The raciness and nudity in the show was perfectly balanced by a more despairing and serious storyline. Nazi undercurrents perfectly underpinned the storyline, with the rising prejudice of the time tastefully portrayed and immortalised in this production. The ever endearing Herr Shultz – our patient and adorable Jewish man – was a stand-out character, and Linal Haft gave a commendable performance in this crucial role. His companion, Fraulein Kost (Basienka Blake) was equally commanding, and she too gave a convincing performance, not breaking her accent even during song.


The final scene – which I won’t give away – was sad and beautiful. The high tempo energy of Cabaret couldn’t keep going forever, and it left viewers with a lesson in history to remember. This show is incredible; it will invoke all sorts of emotions, including wonder, amazement and awe. I’d highly recommend going along if it comes to a theatre near you next; it’s absolutely unmissable!

Cabaret is at the Edinburgh Playhouse until November 18th before continuing its tour.

Photo credit: Pamela Raith

Cabaret (UK Tour), Edinburgh Playhouse | Review

Wednesday, 15 November 2017

Saturday, 23 September 2017

Cabaret (UK Tour), New Wimbledon Theatre | Review


Cabaret (UK Tour)
New Wimbledon Theatre
Reviewed on Friday September 22nd 2017 by Olivia Mitchell
★★

After Germany's defeat in World War 1, the treaty of Versaille was set out to totally humiliate the nation; inflation rocketed and the economy flew into a downward spiral. This was eventually stabilised but people had seen themselves and those around them lose everything so the idea of 'seizing the day' was adopted and Berlin became a heaving Bohemian world where you lived to enjoy the here and now. This is when we are thrown into the world of Cabaret. It's 1930 New Years Eve, a young American writer, Clifford Bradshaw has just arrived in Berlin and is ready to see what the city has to offer.

The show is a full on combination of things with dance, drink and drugs taking the lead as people relished in the decadent, censorship free lifestyle. The set by Katrina Lindsay manages to be bright and dark at the same time. There are moments of intense glitz and glam with flashing lights and moving sets but also moments of dim, dark spaces which imply what's to come as the golden age passes. The rise of fascism is extremely prevalent in Rufus Norris' production especially during the chilling final scene of act 1 when the Emcee turns into a puppet master, holding overgrown children at the end of strings as he sings the Aryan folk song Tomorrow Belongs To Me.

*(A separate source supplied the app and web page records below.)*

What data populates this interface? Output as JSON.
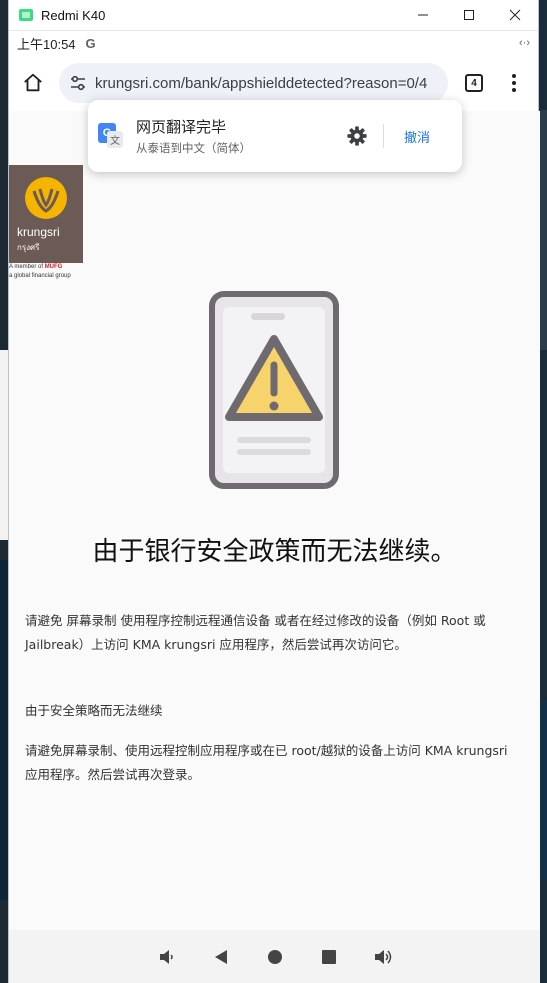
{
  "window": {
    "title": "Redmi K40"
  },
  "statusbar": {
    "time": "上午10:54",
    "g_icon": "G",
    "right": "‹·›"
  },
  "browser": {
    "url": "krungsri.com/bank/appshielddetected?reason=0/4",
    "tab_count": "4"
  },
  "translate_popup": {
    "title": "网页翻译完毕",
    "subtitle": "从泰语到中文（简体）",
    "undo_label": "撤消"
  },
  "logo": {
    "name": "krungsri",
    "thai": "กรุงศรี",
    "member_text": "A member of",
    "mufg": "MUFG",
    "group_text": "a global financial group"
  },
  "main": {
    "headline": "由于银行安全政策而无法继续。",
    "para1": "请避免 屏幕录制 使用程序控制远程通信设备 或者在经过修改的设备（例如 Root 或 Jailbreak）上访问 KMA krungsri 应用程序，然后尝试再次访问它。",
    "para2": "由于安全策略而无法继续",
    "para3": "请避免屏幕录制、使用远程控制应用程序或在已 root/越狱的设备上访问 KMA krungsri 应用程序。然后尝试再次登录。"
  },
  "colors": {
    "accent": "#1a73e8",
    "warning": "#f6d36b",
    "phone_frame": "#6e6a6f"
  }
}
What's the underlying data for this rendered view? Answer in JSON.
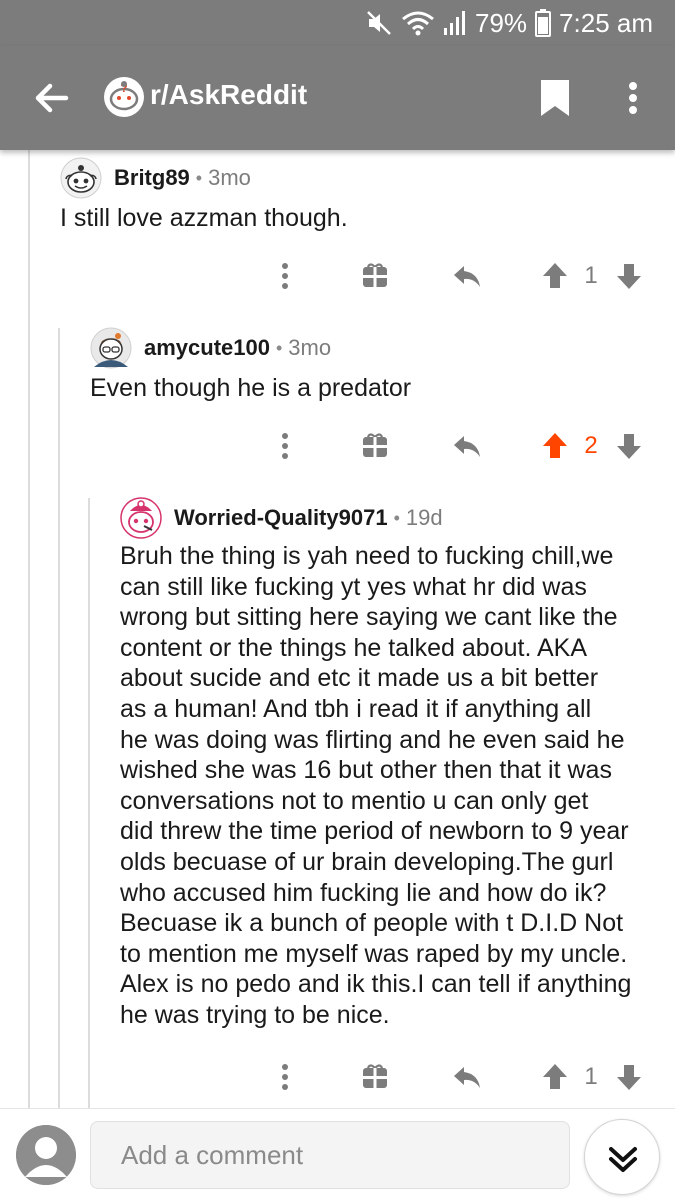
{
  "status_bar": {
    "battery": "79%",
    "time": "7:25 am"
  },
  "app_bar": {
    "subreddit": "r/AskReddit"
  },
  "comments": [
    {
      "author": "Britg89",
      "age": "3mo",
      "body": "I still love azzman though.",
      "score": "1",
      "upvoted": false
    },
    {
      "author": "amycute100",
      "age": "3mo",
      "body": "Even though he is a predator",
      "score": "2",
      "upvoted": true
    },
    {
      "author": "Worried-Quality9071",
      "age": "19d",
      "body_lines": [
        "Bruh the thing is yah need to fucking chill,we",
        "can still like  fucking yt yes what hr did was",
        "wrong but sitting here saying we cant like the",
        "content or the things he talked about. AKA",
        "about sucide and etc it made us a bit better",
        "as a human! And tbh i read it if anything all",
        "he was doing was flirting and he even said he",
        "wished she was 16 but other then that it was",
        "conversations not to mentio  u can only get",
        "did threw the time period of newborn to 9 year",
        "olds becuase of ur brain developing.The gurl",
        "who accused him fucking lie and how do ik?",
        "Becuase ik a bunch of people with t D.I.D Not",
        "to mention me myself was raped by my uncle.",
        "Alex is no pedo and ik this.I can tell if anything",
        "he was trying to be nice."
      ],
      "score": "1",
      "upvoted": false
    }
  ],
  "bottom_bar": {
    "placeholder": "Add a comment"
  },
  "colors": {
    "header": "#7c7c7c",
    "upvote_active": "#ff4500",
    "icon": "#7c7c7c"
  }
}
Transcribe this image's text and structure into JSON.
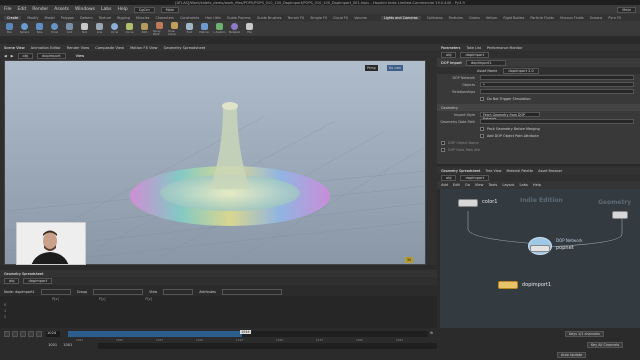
{
  "window": {
    "title": "[ATLAS]/Work/sidefx_demo/work_files/POPS/POPS_010_100_DopImport/POPS_010_100_DopImport_001.hiplc - Houdini Indie Limited-Commercial 19.0.440 - Py3.9"
  },
  "menu": {
    "items": [
      "File",
      "Edit",
      "Render",
      "Assets",
      "Windows",
      "Labs",
      "Help"
    ],
    "desktop": "CgCm",
    "build": "Main",
    "pane_label": "Main"
  },
  "shelf_tabs": [
    "Create",
    "Modify",
    "Model",
    "Polygon",
    "Deform",
    "Texture",
    "Rigging",
    "Muscles",
    "Characters",
    "Constraints",
    "Hair Utils",
    "Guide Process",
    "Guide Brushes",
    "Terrain FX",
    "Simple FX",
    "Cloud FX",
    "Volume"
  ],
  "shelf_tools": [
    "Box",
    "Sphere",
    "Tube",
    "Torus",
    "Grid",
    "Null",
    "Line",
    "Circle",
    "Curve",
    "Path",
    "Spray Paint",
    "Draw Curve",
    "Font",
    "Platonic",
    "L-System",
    "Metaball",
    "File"
  ],
  "shelf_tabs_right": [
    "Lights and Cameras",
    "Collisions",
    "Particles",
    "Grains",
    "Vellum",
    "Rigid Bodies",
    "Particle Fluids",
    "Viscous Fluids",
    "Oceans",
    "Pyro FX",
    "FEM",
    "Wires",
    "Crowds",
    "Drive Simulation"
  ],
  "path_obj": "obj",
  "path_node": "dopimport",
  "viewport": {
    "tabs": [
      "Scene View",
      "Animation Editor",
      "Render View",
      "Composite View",
      "Motion FX View",
      "Geometry Spreadsheet"
    ],
    "tab_active": "View",
    "camera": "Persp",
    "cam_menu": "No cam",
    "frame_badge": "35"
  },
  "spreadsheet": {
    "tab": "Geometry Spreadsheet",
    "node_label": "Node: dopimport1",
    "group_label": "Group",
    "view_label": "View",
    "attributes_label": "Attributes",
    "columns": [
      "P[x]",
      "P[y]",
      "P[z]"
    ],
    "rows": [
      "0",
      "1",
      "2"
    ]
  },
  "timeline": {
    "current_frame": "1024",
    "range_start": "1001",
    "range_start2": "1001",
    "range_end": "1240",
    "range_end2": "1240",
    "marker": "1044",
    "ticks": [
      "1025",
      "1050",
      "1075",
      "1100",
      "1125",
      "1150",
      "1175",
      "1200",
      "1225"
    ]
  },
  "parameters": {
    "tabs": [
      "Parameters",
      "Take List",
      "Performance Monitor"
    ],
    "node_type": "DOP Import",
    "node_name": "dopimport1",
    "subtabs": [
      "Asset Name",
      "dopimport 2.0"
    ],
    "fields": [
      {
        "label": "DOP Network",
        "value": ""
      },
      {
        "label": "Objects",
        "value": "*"
      },
      {
        "label": "Relationships",
        "value": ""
      }
    ],
    "no_trigger": "Do Not Trigger Simulation",
    "section": "Geometry",
    "import_style_label": "Import Style",
    "import_style_value": "Fetch Geometry from DOP Network",
    "geo_path_label": "Geometry Data Path",
    "geo_path_value": "",
    "pack_geo": "Pack Geometry Before Merging",
    "add_attr": "Add DOP Object Path Attribute",
    "dop_object_name": "DOP Object Name",
    "dop_data_path": "DOP Data Path Attr"
  },
  "network": {
    "tabs": [
      "Geometry Spreadsheet",
      "Tree View",
      "Material Palette",
      "Asset Browser"
    ],
    "path_node": "dopimport",
    "menu": [
      "Add",
      "Edit",
      "Go",
      "View",
      "Tools",
      "Layout",
      "Labs",
      "Help"
    ],
    "watermark_left": "Indie Edition",
    "watermark_right": "Geometry",
    "nodes": [
      {
        "name": "color1",
        "type": ""
      },
      {
        "name": "popnet",
        "type": "DOP Network"
      },
      {
        "name": "dopimport1",
        "type": ""
      }
    ],
    "status_left": "Keys 1/1 channels",
    "status_right": "Key All Channels",
    "auto_update": "Auto Update"
  }
}
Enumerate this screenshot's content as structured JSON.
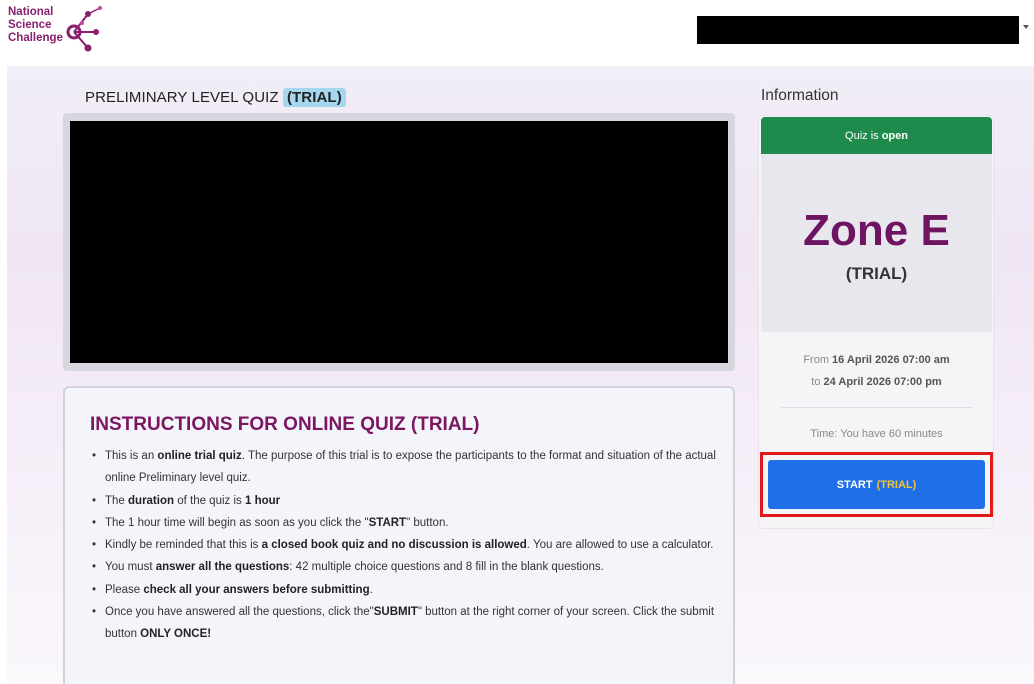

As the Emcee, Will Young is outstanding, suitably wacky but all-knowing at once. His comedic timing is wonderful as he soars through the notes with a sinister hint always shining through. Young is certainly the star of this show and it's clear why he was asked back to be part of the tour and his balloon clad rendition of Money was the stand out performance of the production for me. 

Louise Redknapp takes on the iconic role of Sally Bowles, the British showgirl who has lost her way. Unfortunately Redknapp's performance fell flat at times; instead of showing a crumbling, emotional girl she was decadent, bold and showed very minimal signs of her struggle. At times her voice was strong but fell flat on her big number, Maybe This Time. Sally Bowles was originally written to be a somewhat second rate performer which is why she has previously been cast as an actress who can sing and opposed to a singer who can act however, Louise kind of fell in between the two and I felt a little underwhelmed. 

Charles Hagerty is strong as Clifford, developing his various relationships well. His voice is incredibly strong and his performance of Why Should I Wake Up? is a stand out moment. A large part of the action has to do with Clifford's landlady Fräulein Schneider (Susan Penhaligon) and her relationship with the local Jewish fruit seller (Linal Schultz) as their normal lives begin to be put in jeopardy. The pair are great together and their affection for one another is very sweet to see.

This show is worth seeing for Young's performance and for the bold imaginative design and choreography but it needs more oomph overall.

Cabaret (UK Tour), New Wimbledon Theatre | Review

Saturday, 23 September 2017